Earlier today a Malaysia Air flight headed from Amsterdam in the Netherlands to Kuala Lumpur, Malaysia was downed over eastern Ukraine, where the Ukrainian military has been fighting pro-Russia separatists. Ukrainian officials say the flight was hit by a surface-to-air missile.
The incident has dominated the news cycle since news broke of the crash about twelve hours ago
Tonight (tomorrow in New Zealand), the New Zealand website stuff asks "Does downing of MH17 flight mean war?"
Although it's unclear exactly who was behind the apparent ground-launched missile that destroyed the Malaysia Airlines Boeing 777, US allies who have tried to occupy the middle ground in the worst crisis in relations between Russia and the West since the end of the Cold War may now support bolder action to end the fighting in Ukraine.
"Some people thought Ukraine didn't have anything to do with them. They are now discovering their error," one senior US official said, adding that this could shatter the view in some European capitals that the conflict was largely contained.
Unless the warmongers in Washington and other relevant world capitals get their way, the answer to stuff's question is, No. The last two (U.S.-related) times commercial flights were downed by missiles, the world and its leaders managed to avoid a war.
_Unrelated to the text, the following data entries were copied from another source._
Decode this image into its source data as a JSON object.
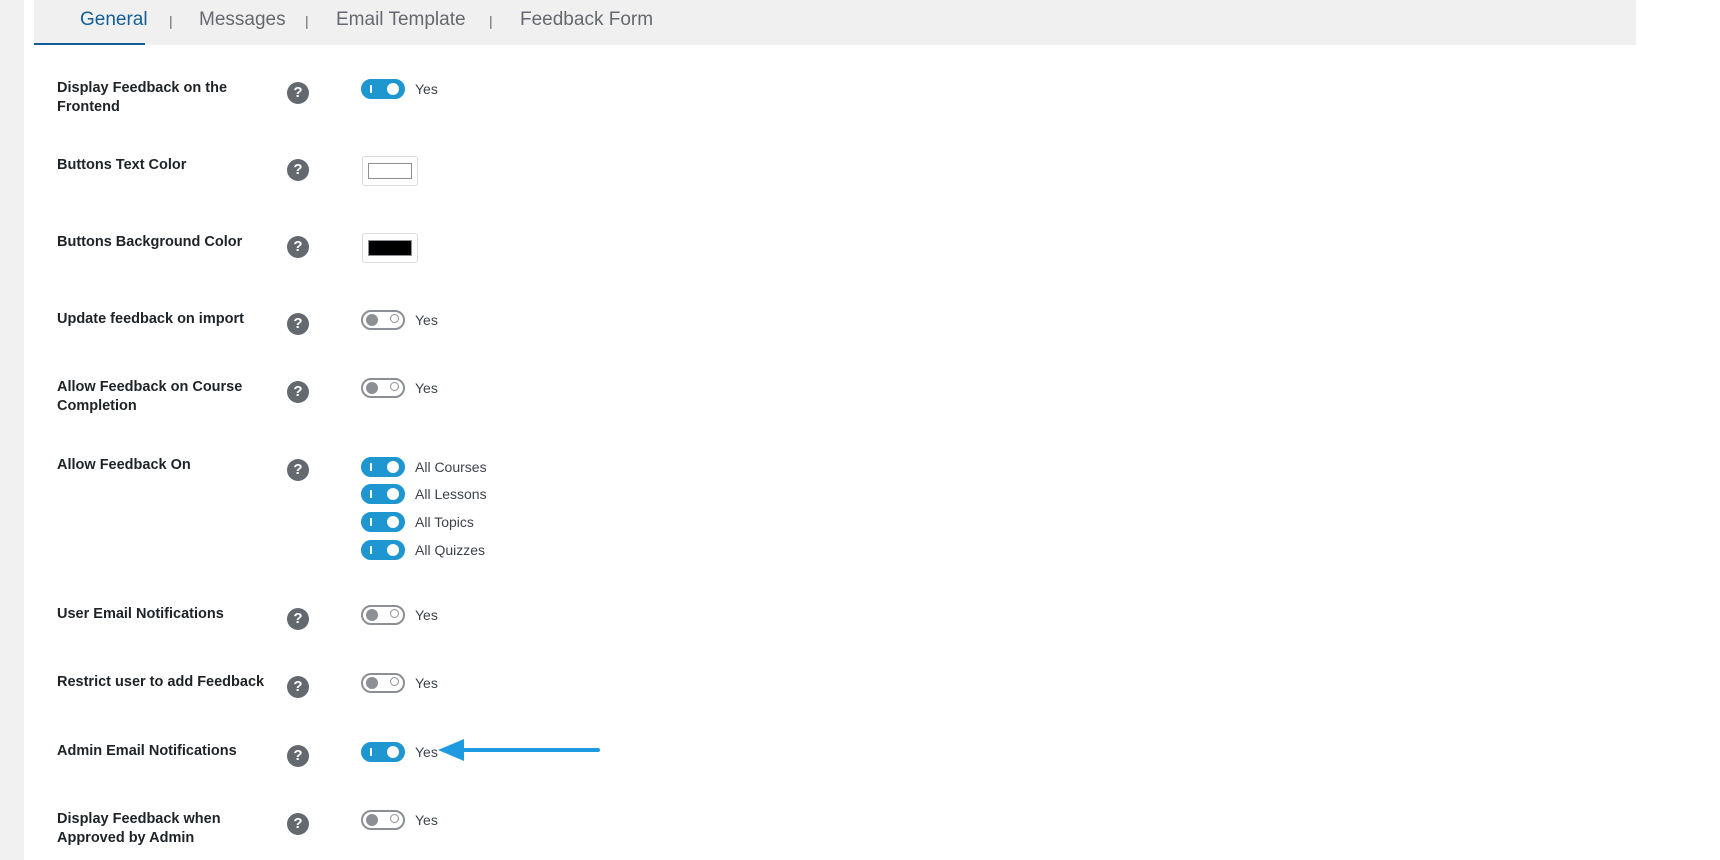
{
  "tabs": [
    {
      "label": "General",
      "active": true
    },
    {
      "label": "Messages",
      "active": false
    },
    {
      "label": "Email Template",
      "active": false
    },
    {
      "label": "Feedback Form",
      "active": false
    }
  ],
  "tab_separator": "|",
  "help_glyph": "?",
  "settings": {
    "display_feedback_frontend": {
      "label": "Display Feedback on the Frontend",
      "option": "Yes",
      "enabled": true
    },
    "buttons_text_color": {
      "label": "Buttons Text Color",
      "color": "#ffffff"
    },
    "buttons_background_color": {
      "label": "Buttons Background Color",
      "color": "#000000"
    },
    "update_feedback_import": {
      "label": "Update feedback on import",
      "option": "Yes",
      "enabled": false
    },
    "allow_feedback_course_completion": {
      "label": "Allow Feedback on Course Completion",
      "option": "Yes",
      "enabled": false
    },
    "allow_feedback_on": {
      "label": "Allow Feedback On",
      "options": [
        {
          "label": "All Courses",
          "enabled": true
        },
        {
          "label": "All Lessons",
          "enabled": true
        },
        {
          "label": "All Topics",
          "enabled": true
        },
        {
          "label": "All Quizzes",
          "enabled": true
        }
      ]
    },
    "user_email_notifications": {
      "label": "User Email Notifications",
      "option": "Yes",
      "enabled": false
    },
    "restrict_user_add_feedback": {
      "label": "Restrict user to add Feedback",
      "option": "Yes",
      "enabled": false
    },
    "admin_email_notifications": {
      "label": "Admin Email Notifications",
      "option": "Yes",
      "enabled": true
    },
    "display_feedback_approved": {
      "label": "Display Feedback when Approved by Admin",
      "option": "Yes",
      "enabled": false
    }
  },
  "colors": {
    "accent": "#1e96cf",
    "active_tab": "#135e96",
    "annotation_arrow": "#1e9be0"
  }
}
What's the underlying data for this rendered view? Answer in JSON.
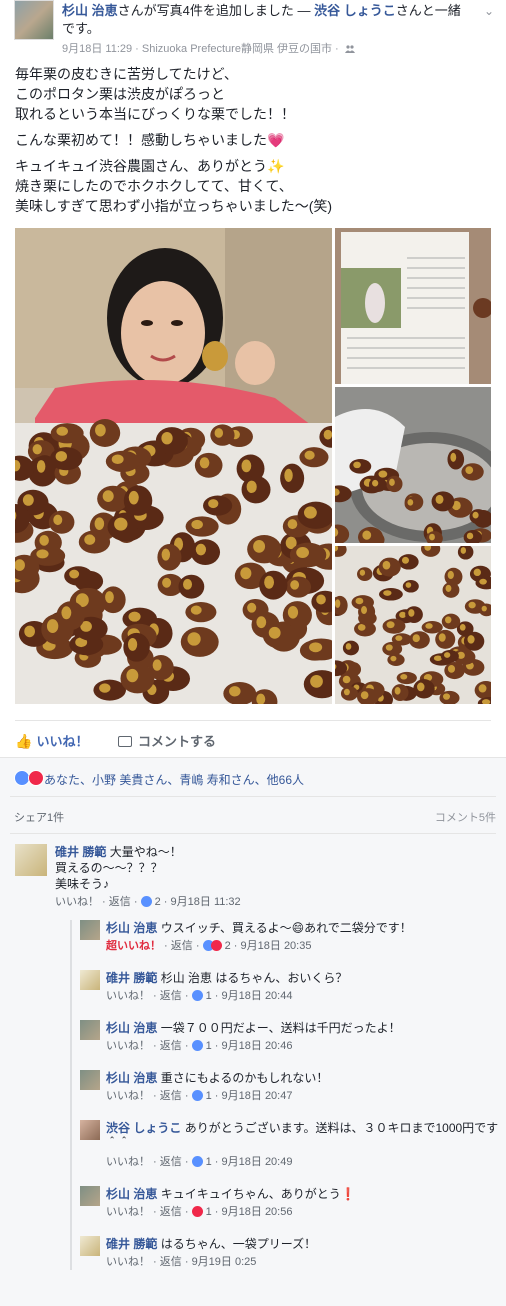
{
  "post": {
    "author": "杉山 治恵",
    "action_text": "さんが写真4件を追加しました — ",
    "tagged": "渋谷 しょうこ",
    "tagged_suffix": "さんと一緒です。",
    "timestamp": "9月18日 11:29 · Shizuoka Prefecture静岡県 伊豆の国市 ·",
    "paragraphs": [
      "毎年栗の皮むきに苦労してたけど、\nこのポロタン栗は渋皮がぽろっと\n取れるという本当にびっくりな栗でした！！",
      "こんな栗初めて！！感動しちゃいました💗",
      "キュイキュイ渋谷農園さん、ありがとう✨\n焼き栗にしたのでホクホクしてて、甘くて、\n美味しすぎて思わず小指が立っちゃいました〜(笑)"
    ]
  },
  "actions": {
    "like": "いいね！",
    "comment": "コメントする"
  },
  "reactions": {
    "text": "あなた、小野 美貴さん、青嶋 寿和さん、他66人"
  },
  "shares": {
    "share_count": "シェア1件",
    "comment_count": "コメント5件"
  },
  "comments": [
    {
      "author": "碓井 勝範",
      "lines": [
        "大量やね〜！",
        "買えるの〜〜？？？",
        "美味そう♪"
      ],
      "meta_like": "いいね！",
      "meta_reply": "返信",
      "meta_count": "2",
      "meta_time": "9月18日 11:32"
    }
  ],
  "replies": [
    {
      "author": "杉山 治恵",
      "text": "ウスイッチ、買えるよ〜😄あれで二袋分です！",
      "meta_like": "超いいね！",
      "meta_reply": "返信",
      "meta_count": "2",
      "meta_time": "9月18日 20:35",
      "super": true
    },
    {
      "author": "碓井 勝範",
      "text": "杉山 治恵 はるちゃん、おいくら？",
      "meta_like": "いいね！",
      "meta_reply": "返信",
      "meta_count": "1",
      "meta_time": "9月18日 20:44"
    },
    {
      "author": "杉山 治恵",
      "text": "一袋７００円だよー、送料は千円だったよ！",
      "meta_like": "いいね！",
      "meta_reply": "返信",
      "meta_count": "1",
      "meta_time": "9月18日 20:46"
    },
    {
      "author": "杉山 治恵",
      "text": "重さにもよるのかもしれない！",
      "meta_like": "いいね！",
      "meta_reply": "返信",
      "meta_count": "1",
      "meta_time": "9月18日 20:47"
    },
    {
      "author": "渋谷 しょうこ",
      "text": "ありがとうございます。送料は、３０キロまで1000円です\n＾＾",
      "meta_like": "いいね！",
      "meta_reply": "返信",
      "meta_count": "1",
      "meta_time": "9月18日 20:49"
    },
    {
      "author": "杉山 治恵",
      "text": "キュイキュイちゃん、ありがとう❗",
      "meta_like": "いいね！",
      "meta_reply": "返信",
      "meta_count": "1",
      "meta_time": "9月18日 20:56",
      "love": true
    },
    {
      "author": "碓井 勝範",
      "text": "はるちゃん、一袋プリーズ！",
      "meta_like": "いいね！",
      "meta_reply": "返信",
      "meta_count": "",
      "meta_time": "9月19日 0:25"
    }
  ]
}
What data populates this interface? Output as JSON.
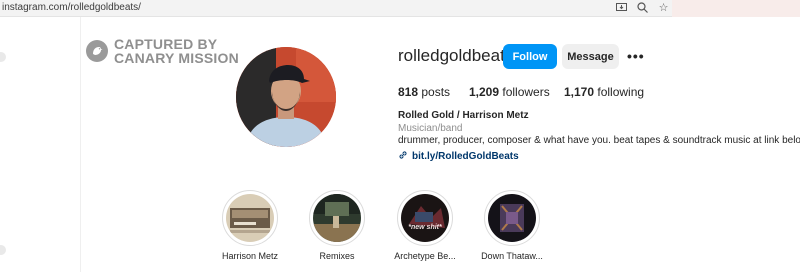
{
  "browser": {
    "url": "instagram.com/rolledgoldbeats/",
    "icons": [
      "install-app-icon",
      "zoom-icon",
      "bookmark-star-icon"
    ]
  },
  "watermark": {
    "line1": "CAPTURED BY",
    "line2": "CANARY MISSION"
  },
  "profile": {
    "username": "rolledgoldbeats",
    "follow_label": "Follow",
    "message_label": "Message",
    "more_label": "•••",
    "stats": {
      "posts_count": "818",
      "posts_label": "posts",
      "followers_count": "1,209",
      "followers_label": "followers",
      "following_count": "1,170",
      "following_label": "following"
    },
    "name": "Rolled Gold / Harrison Metz",
    "category": "Musician/band",
    "bio": "drummer, producer, composer & what have you. beat tapes & soundtrack music at link below",
    "bio_arrow": "⬇",
    "link": "bit.ly/RolledGoldBeats"
  },
  "highlights": [
    {
      "label": "Harrison Metz",
      "cover_text": ""
    },
    {
      "label": "Remixes",
      "cover_text": ""
    },
    {
      "label": "Archetype Be...",
      "cover_text": "*new shit*"
    },
    {
      "label": "Down Thataw...",
      "cover_text": ""
    }
  ],
  "colors": {
    "accent": "#0095f6",
    "link": "#00376b",
    "muted": "#8e8e8e"
  }
}
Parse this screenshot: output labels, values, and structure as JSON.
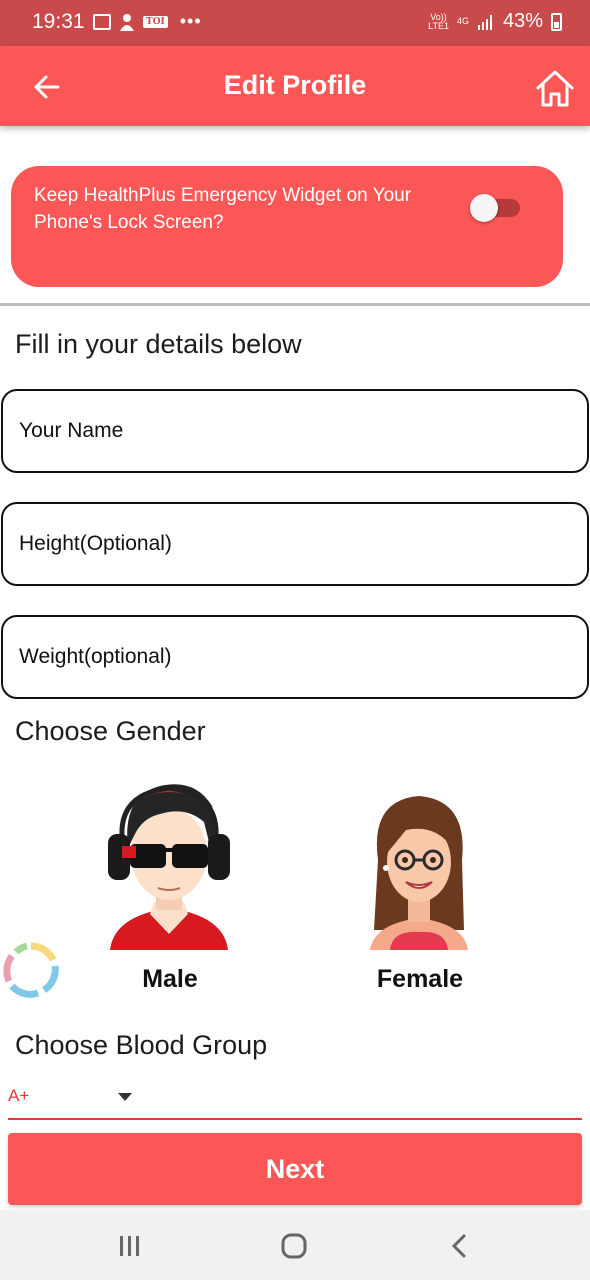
{
  "status_bar": {
    "time": "19:31",
    "battery": "43%",
    "network_top": "Vo))",
    "network_bottom": "LTE1",
    "network_type": "4G",
    "notification_icons": [
      "image-icon",
      "person-icon",
      "toi-icon"
    ],
    "toi_label": "TOI"
  },
  "app_bar": {
    "title": "Edit Profile",
    "back_icon": "arrow-left-icon",
    "home_icon": "home-icon",
    "color": "#fb5757"
  },
  "widget": {
    "text": "Keep HealthPlus Emergency Widget on Your Phone's Lock Screen?",
    "toggle_on": false
  },
  "form": {
    "heading": "Fill in your details below",
    "name_placeholder": "Your Name",
    "height_placeholder": "Height(Optional)",
    "weight_placeholder": "Weight(optional)"
  },
  "gender": {
    "heading": "Choose Gender",
    "male_label": "Male",
    "female_label": "Female"
  },
  "blood": {
    "heading": "Choose Blood Group",
    "selected": "A+"
  },
  "next_label": "Next",
  "nav": {
    "recents_icon": "recents-icon",
    "home_icon": "home-circle-icon",
    "back_icon": "chevron-left-icon"
  },
  "colors": {
    "accent": "#fb5757",
    "status_bar": "#c94a4a",
    "select_text": "#e53935"
  }
}
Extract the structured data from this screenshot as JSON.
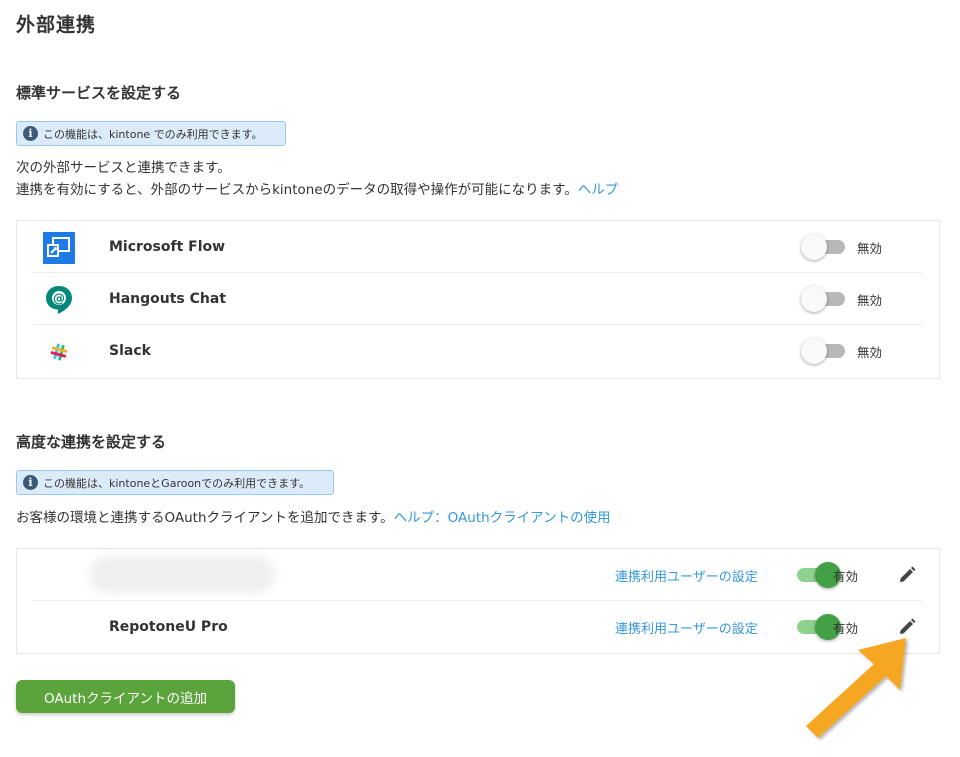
{
  "page": {
    "title": "外部連携"
  },
  "standard": {
    "heading": "標準サービスを設定する",
    "notice": "この機能は、kintone でのみ利用できます。",
    "desc_line1": "次の外部サービスと連携できます。",
    "desc_line2": "連携を有効にすると、外部のサービスからkintoneのデータの取得や操作が可能になります。",
    "help_link": "ヘルプ",
    "services": [
      {
        "name": "Microsoft Flow",
        "icon": "microsoft-flow-icon",
        "status": "無効",
        "enabled": false
      },
      {
        "name": "Hangouts Chat",
        "icon": "hangouts-chat-icon",
        "status": "無効",
        "enabled": false
      },
      {
        "name": "Slack",
        "icon": "slack-icon",
        "status": "無効",
        "enabled": false
      }
    ]
  },
  "advanced": {
    "heading": "高度な連携を設定する",
    "notice": "この機能は、kintoneとGaroonでのみ利用できます。",
    "desc": "お客様の環境と連携するOAuthクライアントを追加できます。",
    "help_link": "ヘルプ：OAuthクライアントの使用",
    "clients": [
      {
        "name": "",
        "user_settings_link": "連携利用ユーザーの設定",
        "status": "有効",
        "enabled": true
      },
      {
        "name": "RepotoneU Pro",
        "user_settings_link": "連携利用ユーザーの設定",
        "status": "有効",
        "enabled": true
      }
    ],
    "add_button": "OAuthクライアントの追加"
  },
  "colors": {
    "link": "#3498db",
    "toggle_on": "#43a047",
    "toggle_off_track": "#b8b8b8",
    "button": "#5ba33b",
    "notice_bg": "#dcebf9",
    "annotation_arrow": "#f5a623"
  }
}
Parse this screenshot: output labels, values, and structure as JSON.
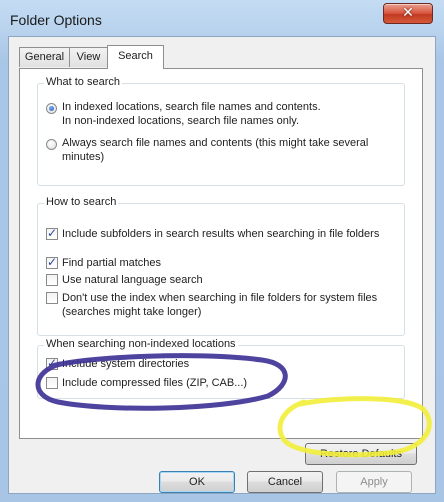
{
  "window": {
    "title": "Folder Options",
    "close_glyph": "✕"
  },
  "tabs": [
    {
      "label": "General",
      "active": false
    },
    {
      "label": "View",
      "active": false
    },
    {
      "label": "Search",
      "active": true
    }
  ],
  "what_to_search": {
    "heading": "What to search",
    "options": [
      {
        "line1": "In indexed locations, search file names and contents.",
        "line2": "In non-indexed locations, search file names only.",
        "selected": true
      },
      {
        "line1": "Always search file names and contents (this might take several",
        "line2": "minutes)",
        "selected": false
      }
    ]
  },
  "how_to_search": {
    "heading": "How to search",
    "options": [
      {
        "line1": "Include subfolders in search results when searching in file folders",
        "line2": "",
        "checked": true
      },
      {
        "line1": "Find partial matches",
        "line2": "",
        "checked": true
      },
      {
        "line1": "Use natural language search",
        "line2": "",
        "checked": false
      },
      {
        "line1": "Don't use the index when searching in file folders for system files",
        "line2": "(searches might take longer)",
        "checked": false
      }
    ]
  },
  "non_indexed": {
    "heading": "When searching non-indexed locations",
    "options": [
      {
        "label": "Include system directories",
        "checked": true
      },
      {
        "label": "Include compressed files (ZIP, CAB...)",
        "checked": false
      }
    ]
  },
  "buttons": {
    "restore_defaults": "Restore Defaults",
    "ok": "OK",
    "cancel": "Cancel",
    "apply": "Apply"
  },
  "annotations": {
    "purple_marker": "#3b2f93",
    "yellow_marker": "#f2ee3a"
  }
}
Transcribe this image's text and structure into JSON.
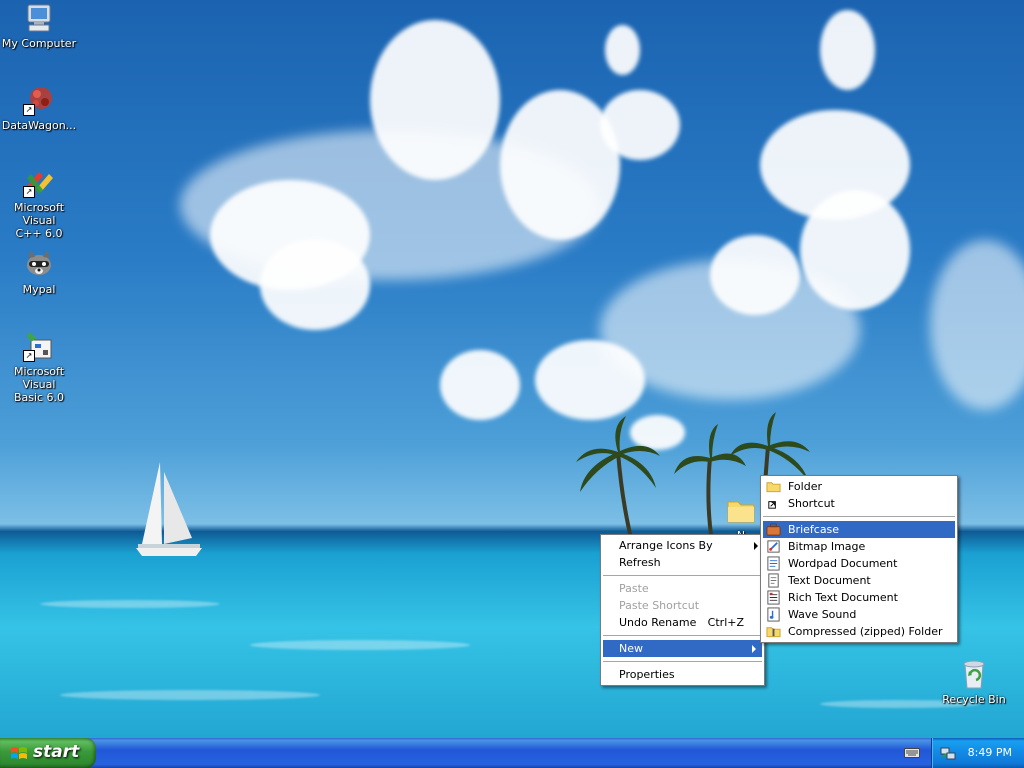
{
  "desktop": {
    "icons": [
      {
        "label": "My Computer"
      },
      {
        "label": "DataWagon..."
      },
      {
        "label": "Microsoft Visual\nC++ 6.0"
      },
      {
        "label": "Mypal"
      },
      {
        "label": "Microsoft Visual\nBasic 6.0"
      },
      {
        "label": "Recycle Bin"
      }
    ],
    "new_folder_label": "N"
  },
  "context_menu": {
    "items": [
      {
        "label": "Arrange Icons By"
      },
      {
        "label": "Refresh"
      },
      {
        "label": "Paste"
      },
      {
        "label": "Paste Shortcut"
      },
      {
        "label": "Undo Rename",
        "shortcut": "Ctrl+Z"
      },
      {
        "label": "New"
      },
      {
        "label": "Properties"
      }
    ]
  },
  "new_submenu": {
    "items": [
      {
        "label": "Folder"
      },
      {
        "label": "Shortcut"
      },
      {
        "label": "Briefcase"
      },
      {
        "label": "Bitmap Image"
      },
      {
        "label": "Wordpad Document"
      },
      {
        "label": "Text Document"
      },
      {
        "label": "Rich Text Document"
      },
      {
        "label": "Wave Sound"
      },
      {
        "label": "Compressed (zipped) Folder"
      }
    ]
  },
  "taskbar": {
    "start_label": "start",
    "clock": "8:49 PM"
  },
  "colors": {
    "menu_highlight": "#316ac5",
    "taskbar_blue": "#2457d4",
    "start_green": "#3a9a3a"
  }
}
Agendas aside, it shouldn't be difficult to avoid one here either and the push for war kinetic action in the wake of the downed Malaysia Air flight provides a very real world example of what's at stake in the debate over how interventionist U.S. foreign policy should be, a debate that's more prominent in domestic politics now than it has been in years.